Patent number: 10083188
Type: Grant
Filed: Jul 12, 2017
Date of Patent: Sep 25, 2018
Patent Publication Number: 20170322949
Assignee: SONY CORPORATION (Tokyo)
Inventors: Kenichiro Oi (Kanagawa), Quan Wang (Los Angeles, CA), Kouichi Matsuda (Tokyo), Takayuki Yoshigahara (Tokyo)
Primary Examiner: Hussein Elchanti
Application Number: 15/647,813

Classifications

Current U.S. Class: Navigation (701/400)

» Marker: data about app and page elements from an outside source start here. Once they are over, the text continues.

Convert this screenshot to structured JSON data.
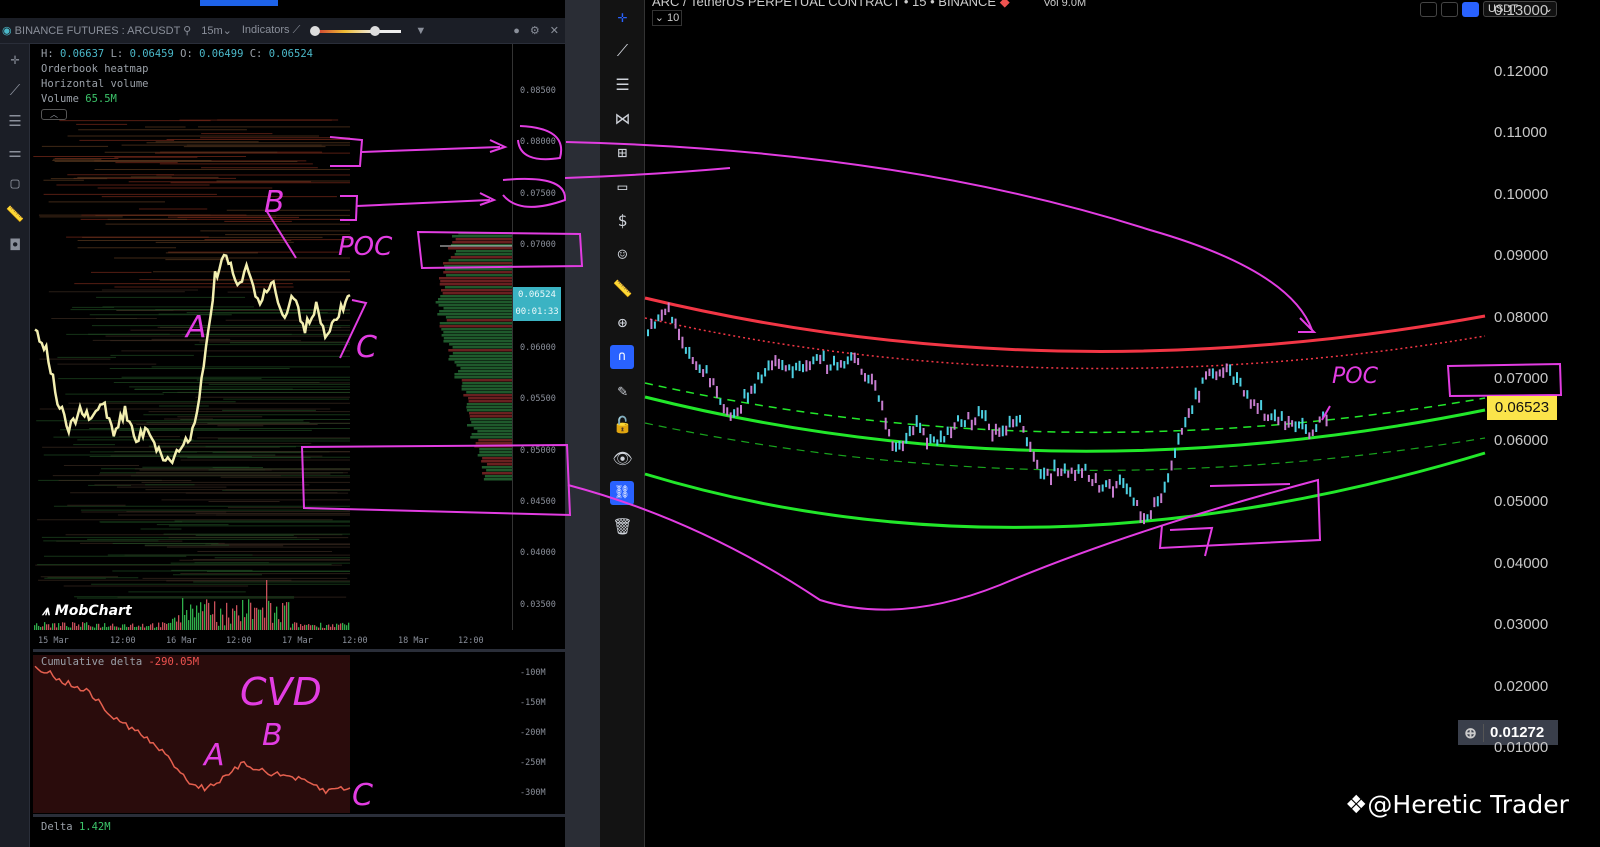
{
  "left_panel": {
    "title": "BINANCE FUTURES : ARCUSDT",
    "interval": "15m",
    "indicators_label": "Indicators",
    "ohlc": {
      "h_label": "H:",
      "h": "0.06637",
      "l_label": "L:",
      "l": "0.06459",
      "o_label": "O:",
      "o": "0.06499",
      "c_label": "C:",
      "c": "0.06524"
    },
    "layers": [
      "Orderbook heatmap",
      "Horizontal volume"
    ],
    "volume_label": "Volume",
    "volume_value": "65.5M",
    "price_axis": [
      "0.08500",
      "0.08000",
      "0.07500",
      "0.07000",
      "0.06000",
      "0.05500",
      "0.05000",
      "0.04500",
      "0.04000",
      "0.03500"
    ],
    "current_price": "0.06524",
    "countdown": "00:01:33",
    "time_axis": [
      "15 Mar",
      "12:00",
      "16 Mar",
      "12:00",
      "17 Mar",
      "12:00",
      "18 Mar",
      "12:00"
    ],
    "logo": "MobChart",
    "cvd_label": "Cumulative delta",
    "cvd_value": "-290.05M",
    "cvd_axis": [
      "-100M",
      "-150M",
      "-200M",
      "-250M",
      "-300M"
    ],
    "delta_label": "Delta",
    "delta_value": "1.42M",
    "price_series": [
      0.062,
      0.06,
      0.055,
      0.052,
      0.054,
      0.053,
      0.055,
      0.052,
      0.054,
      0.051,
      0.0525,
      0.05,
      0.049,
      0.0505,
      0.052,
      0.058,
      0.067,
      0.069,
      0.066,
      0.068,
      0.064,
      0.067,
      0.063,
      0.065,
      0.062,
      0.064,
      0.061,
      0.0635,
      0.06524
    ],
    "cvd_series": [
      -88,
      -95,
      -110,
      -118,
      -125,
      -140,
      -165,
      -180,
      -190,
      -205,
      -220,
      -240,
      -262,
      -285,
      -290,
      -280,
      -270,
      -250,
      -255,
      -262,
      -268,
      -270,
      -278,
      -285,
      -296,
      -290,
      -290
    ]
  },
  "right_panel": {
    "title": "ARC / TetherUS PERPETUAL CONTRACT • 15 • BINANCE",
    "volume": "Vol 9.0M",
    "collapse_label": "10",
    "currency": "USDT",
    "price_axis": [
      "0.13000",
      "0.12000",
      "0.11000",
      "0.10000",
      "0.09000",
      "0.08000",
      "0.07000",
      "0.06000",
      "0.05000",
      "0.04000",
      "0.03000",
      "0.02000",
      "0.01000"
    ],
    "current_price": "0.06523",
    "crosshair_price": "0.01272",
    "price_series": [
      0.078,
      0.0815,
      0.074,
      0.07,
      0.064,
      0.068,
      0.073,
      0.071,
      0.0735,
      0.072,
      0.0735,
      0.069,
      0.058,
      0.062,
      0.059,
      0.063,
      0.064,
      0.061,
      0.063,
      0.0545,
      0.055,
      0.0555,
      0.0525,
      0.053,
      0.0475,
      0.052,
      0.063,
      0.0705,
      0.0715,
      0.067,
      0.064,
      0.063,
      0.061,
      0.0652
    ],
    "colors": {
      "candle_up": "#4dd0e1",
      "candle_down": "#c77dcf",
      "band_red": "#f23645",
      "band_green": "#22e82a",
      "price_tag": "#fbe44a"
    }
  },
  "annotations": {
    "a": "A",
    "b": "B",
    "c": "C",
    "poc_left": "POC",
    "poc_right": "POC",
    "cvd": "CVD",
    "cvd_a": "A",
    "cvd_b": "B",
    "cvd_c": "C",
    "color": "#e23de2"
  },
  "watermark": "@Heretic Trader"
}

International Classification: G01C 21/00 (20060101); G06F 17/30 (20060101); G06T 7/70 (20170101); G06T 15/20 (20110101); G06T 7/60 (20170101); G06T 7/20 (20170101); G06T 3/20 (20060101); G06T 11/20 (20060101); H04W 4/02 (20180101); G09G 5/00 (20060101); G06T 1/20 (20060101); G06K 9/18 (20060101);